▸ Exercise prompt:
All of the data that follows should be given again exactly, without its images.

╭──

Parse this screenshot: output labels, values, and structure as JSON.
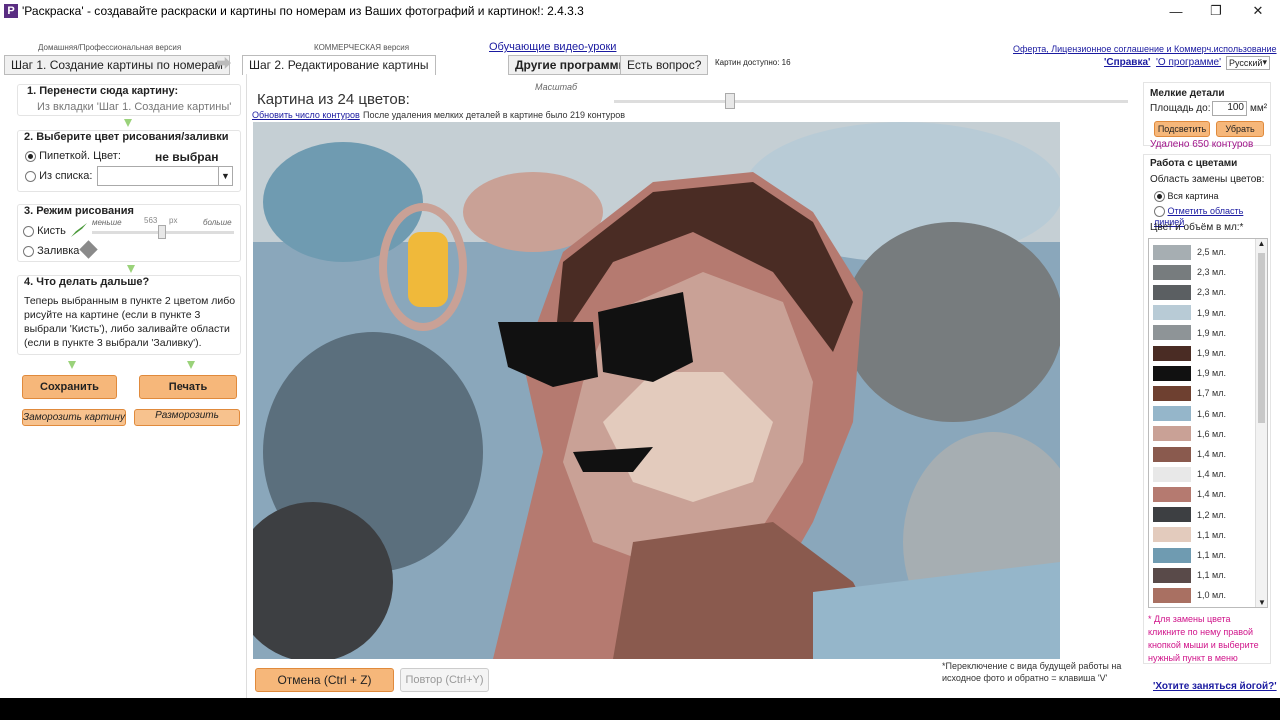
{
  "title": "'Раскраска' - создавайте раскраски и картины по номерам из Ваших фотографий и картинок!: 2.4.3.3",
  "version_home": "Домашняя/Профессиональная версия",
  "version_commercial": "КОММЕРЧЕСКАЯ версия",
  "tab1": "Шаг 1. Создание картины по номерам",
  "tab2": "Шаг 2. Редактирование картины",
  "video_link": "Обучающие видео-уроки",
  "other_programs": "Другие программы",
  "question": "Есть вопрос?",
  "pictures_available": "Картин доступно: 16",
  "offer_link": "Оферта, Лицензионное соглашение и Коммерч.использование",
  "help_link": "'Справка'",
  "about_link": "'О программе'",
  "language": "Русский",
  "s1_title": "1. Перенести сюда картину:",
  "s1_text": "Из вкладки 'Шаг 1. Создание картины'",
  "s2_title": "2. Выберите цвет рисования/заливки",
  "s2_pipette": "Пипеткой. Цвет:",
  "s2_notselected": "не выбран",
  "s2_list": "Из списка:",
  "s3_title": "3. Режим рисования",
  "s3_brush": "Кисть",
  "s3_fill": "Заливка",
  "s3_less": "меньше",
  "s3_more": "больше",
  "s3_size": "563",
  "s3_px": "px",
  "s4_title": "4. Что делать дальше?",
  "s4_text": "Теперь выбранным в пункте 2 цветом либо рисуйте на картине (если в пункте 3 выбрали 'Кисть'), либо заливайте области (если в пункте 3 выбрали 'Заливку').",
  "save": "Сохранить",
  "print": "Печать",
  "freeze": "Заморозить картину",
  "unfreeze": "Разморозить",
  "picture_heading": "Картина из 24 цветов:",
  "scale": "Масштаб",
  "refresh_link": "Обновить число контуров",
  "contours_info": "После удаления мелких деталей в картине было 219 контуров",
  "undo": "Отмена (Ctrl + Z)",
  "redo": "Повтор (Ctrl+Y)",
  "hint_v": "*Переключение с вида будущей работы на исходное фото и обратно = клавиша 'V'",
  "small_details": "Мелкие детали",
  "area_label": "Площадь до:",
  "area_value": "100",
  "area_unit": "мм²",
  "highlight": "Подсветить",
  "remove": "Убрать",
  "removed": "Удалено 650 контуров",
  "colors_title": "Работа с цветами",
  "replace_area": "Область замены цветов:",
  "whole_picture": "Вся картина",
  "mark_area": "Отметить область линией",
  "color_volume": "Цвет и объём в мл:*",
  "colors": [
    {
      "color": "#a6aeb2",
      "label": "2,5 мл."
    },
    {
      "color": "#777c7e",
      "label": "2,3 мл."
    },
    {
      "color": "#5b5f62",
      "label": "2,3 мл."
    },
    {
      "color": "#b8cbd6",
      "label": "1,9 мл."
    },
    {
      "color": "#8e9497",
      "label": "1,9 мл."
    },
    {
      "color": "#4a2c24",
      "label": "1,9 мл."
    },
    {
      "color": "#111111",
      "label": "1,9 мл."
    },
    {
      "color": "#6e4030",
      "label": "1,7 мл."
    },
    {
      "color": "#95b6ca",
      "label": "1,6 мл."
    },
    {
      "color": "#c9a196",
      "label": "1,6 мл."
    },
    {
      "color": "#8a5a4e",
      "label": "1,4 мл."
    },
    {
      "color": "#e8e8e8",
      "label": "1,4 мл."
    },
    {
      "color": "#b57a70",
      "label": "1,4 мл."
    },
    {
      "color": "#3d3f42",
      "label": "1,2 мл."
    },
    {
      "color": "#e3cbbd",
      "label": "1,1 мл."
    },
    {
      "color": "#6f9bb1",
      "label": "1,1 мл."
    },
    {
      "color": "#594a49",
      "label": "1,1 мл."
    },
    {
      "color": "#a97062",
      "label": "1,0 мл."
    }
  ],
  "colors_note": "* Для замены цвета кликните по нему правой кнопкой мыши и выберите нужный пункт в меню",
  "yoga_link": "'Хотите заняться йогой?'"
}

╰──

▸ Problem solution:
Parse this screenshot: output labels, values, and structure as JSON.
{
  "title": "'Раскраска' - создавайте раскраски и картины по номерам из Ваших фотографий и картинок!: 2.4.3.3",
  "version_home": "Домашняя/Профессиональная версия",
  "version_commercial": "КОММЕРЧЕСКАЯ версия",
  "tab1": "Шаг 1. Создание картины по номерам",
  "tab2": "Шаг 2. Редактирование картины",
  "video_link": "Обучающие видео-уроки",
  "other_programs": "Другие программы",
  "question": "Есть вопрос?",
  "pictures_available": "Картин доступно: 16",
  "offer_link": "Оферта, Лицензионное соглашение и Коммерч.использование",
  "help_link": "'Справка'",
  "about_link": "'О программе'",
  "language": "Русский",
  "s1_title": "1. Перенести сюда картину:",
  "s1_text": "Из вкладки 'Шаг 1. Создание картины'",
  "s2_title": "2. Выберите цвет рисования/заливки",
  "s2_pipette": "Пипеткой. Цвет:",
  "s2_notselected": "не выбран",
  "s2_list": "Из списка:",
  "s3_title": "3. Режим рисования",
  "s3_brush": "Кисть",
  "s3_fill": "Заливка",
  "s3_less": "меньше",
  "s3_more": "больше",
  "s3_size": "563",
  "s3_px": "px",
  "s4_title": "4. Что делать дальше?",
  "s4_text": "Теперь выбранным в пункте 2 цветом либо рисуйте на картине (если в пункте 3 выбрали 'Кисть'), либо заливайте области (если в пункте 3 выбрали 'Заливку').",
  "save": "Сохранить",
  "print": "Печать",
  "freeze": "Заморозить картину",
  "unfreeze": "Разморозить",
  "picture_heading": "Картина из 24 цветов:",
  "scale": "Масштаб",
  "refresh_link": "Обновить число контуров",
  "contours_info": "После удаления мелких деталей в картине было 219 контуров",
  "undo": "Отмена (Ctrl + Z)",
  "redo": "Повтор (Ctrl+Y)",
  "hint_v": "*Переключение с вида будущей работы на исходное фото и обратно = клавиша 'V'",
  "small_details": "Мелкие детали",
  "area_label": "Площадь до:",
  "area_value": "100",
  "area_unit": "мм²",
  "highlight": "Подсветить",
  "remove": "Убрать",
  "removed": "Удалено 650 контуров",
  "colors_title": "Работа с цветами",
  "replace_area": "Область замены цветов:",
  "whole_picture": "Вся картина",
  "mark_area": "Отметить область линией",
  "color_volume": "Цвет и объём в мл:*",
  "colors": [
    {
      "color": "#a6aeb2",
      "label": "2,5 мл."
    },
    {
      "color": "#777c7e",
      "label": "2,3 мл."
    },
    {
      "color": "#5b5f62",
      "label": "2,3 мл."
    },
    {
      "color": "#b8cbd6",
      "label": "1,9 мл."
    },
    {
      "color": "#8e9497",
      "label": "1,9 мл."
    },
    {
      "color": "#4a2c24",
      "label": "1,9 мл."
    },
    {
      "color": "#111111",
      "label": "1,9 мл."
    },
    {
      "color": "#6e4030",
      "label": "1,7 мл."
    },
    {
      "color": "#95b6ca",
      "label": "1,6 мл."
    },
    {
      "color": "#c9a196",
      "label": "1,6 мл."
    },
    {
      "color": "#8a5a4e",
      "label": "1,4 мл."
    },
    {
      "color": "#e8e8e8",
      "label": "1,4 мл."
    },
    {
      "color": "#b57a70",
      "label": "1,4 мл."
    },
    {
      "color": "#3d3f42",
      "label": "1,2 мл."
    },
    {
      "color": "#e3cbbd",
      "label": "1,1 мл."
    },
    {
      "color": "#6f9bb1",
      "label": "1,1 мл."
    },
    {
      "color": "#594a49",
      "label": "1,1 мл."
    },
    {
      "color": "#a97062",
      "label": "1,0 мл."
    }
  ],
  "colors_note": "* Для замены цвета кликните по нему правой кнопкой мыши и выберите нужный пункт в меню",
  "yoga_link": "'Хотите заняться йогой?'"
}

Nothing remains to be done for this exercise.